  21. Leung, P-C, and Fong, HHS (2007). Alternative treatment for cancer. New Jersey: World Scientific
  22. Liu, C, Tseng, A, and Yang, S (2005). Chinese herbal medicine: modern applications of traditional formulas. Florida: CRC Press
  23. Macip, S, Igarashi, M, Berggren, P, Yu, J, Lee, SW, and Aaronson, SA (2003). Influence of induced reactive oxygen species in p53-mediated cell fate decisions. Mol Cell Biol. 23, 8576-8585.
    Pubmed KoreaMed CrossRef
  24. Mao, X, Yu, CR, Li, WH, and Li, WX (2008). Induction of apoptosis by shikonin through a ROS/JNK-mediated process in Bcr/Abl-positive chronic myelogenous leukemia (CML) cells. Cell Res. 18, 879-888.
    Pubmed CrossRef
  25. Matsuzawa, A, and Ichijo, H (2005). Stress-responsive protein kinases in redox-regulated apoptosis signaling. Antioxid Redox Signal. 7, 472-481.
    Pubmed CrossRef
  26. Polyak, K, Xia, Y, Zweier, JL, Kinzler, KW, and Vogelstein, B (1997). A model for p53-induced apoptosis. Nature. 389, 300-305.
    Pubmed CrossRef
  27. Seger, R, and Krebs, EG (1995). The MAPK signaling cascade. FASEB J. 9, 726-735.
  28. Shim, SH, Park, MS, Moon, S, Park, KS, Song, JW, Song, KJ, and Baek, LJ (2011). Comparison of innate immune responses to pathogenic and putative non-pathogenic hantaviruses in vitro. Virus Res. 160, 367-373.
    Pubmed CrossRef
  29. Shin, DH, Park, HM, Jung, KA, Choi, HG, Kim, JA, Kim, DD, Kim, SG, Kang, KW, Ku, SK, Kensler, TW, and Kwak, MK (2010). The NRF2-heme oxygenase-1 system modulates cyclosporin A-induced epithelial-mesenchymal transition and renal fibrosis. Free Radic Biol Med. 48, 1051-1063.
    Pubmed KoreaMed CrossRef
  30. Simon, HU, Haj-Yehia, A, and Levi-Schaffer, F (2000). Role of reactive oxygen species (ROS) in apoptosis induction. Apoptosis. 5, 415-418.
  31. Wakabayashi, N, Slocum, SL, Skoko, JJ, Shin, S, and Kensler, TW (2010). When NRF2 talks, who’s listening?. Antioxid Redox Signal. 13, 1649-1663.
    Pubmed KoreaMed CrossRef
  32. Wu, Z, Wu, L, Li, L, Tashiro, S, Onodera, S, and Ikejima, T (2004). p53-mediated cell cycle arrest and apoptosis induced by shikonin via a caspase-9-dependent mechanism in human malignant melanoma A375-S2 cells. J. Pharmacol. Sci. 94, 166-176.
    Pubmed CrossRef

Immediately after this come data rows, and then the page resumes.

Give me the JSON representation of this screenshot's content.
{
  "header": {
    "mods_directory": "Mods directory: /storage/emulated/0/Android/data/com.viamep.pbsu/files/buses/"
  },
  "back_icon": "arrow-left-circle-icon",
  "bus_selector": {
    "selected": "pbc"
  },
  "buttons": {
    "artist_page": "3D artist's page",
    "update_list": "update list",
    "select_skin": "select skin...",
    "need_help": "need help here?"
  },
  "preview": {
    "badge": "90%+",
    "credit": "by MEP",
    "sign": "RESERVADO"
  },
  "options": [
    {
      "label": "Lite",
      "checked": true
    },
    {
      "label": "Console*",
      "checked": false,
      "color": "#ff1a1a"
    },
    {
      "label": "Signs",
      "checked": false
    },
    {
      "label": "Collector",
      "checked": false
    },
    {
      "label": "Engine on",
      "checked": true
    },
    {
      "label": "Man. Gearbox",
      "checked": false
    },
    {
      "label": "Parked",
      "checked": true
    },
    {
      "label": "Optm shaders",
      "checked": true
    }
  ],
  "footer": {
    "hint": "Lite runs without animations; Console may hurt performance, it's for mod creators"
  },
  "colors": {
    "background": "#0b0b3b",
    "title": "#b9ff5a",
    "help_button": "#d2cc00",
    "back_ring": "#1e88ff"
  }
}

This Article

Cited By Articles

Funding Information

Social Network Service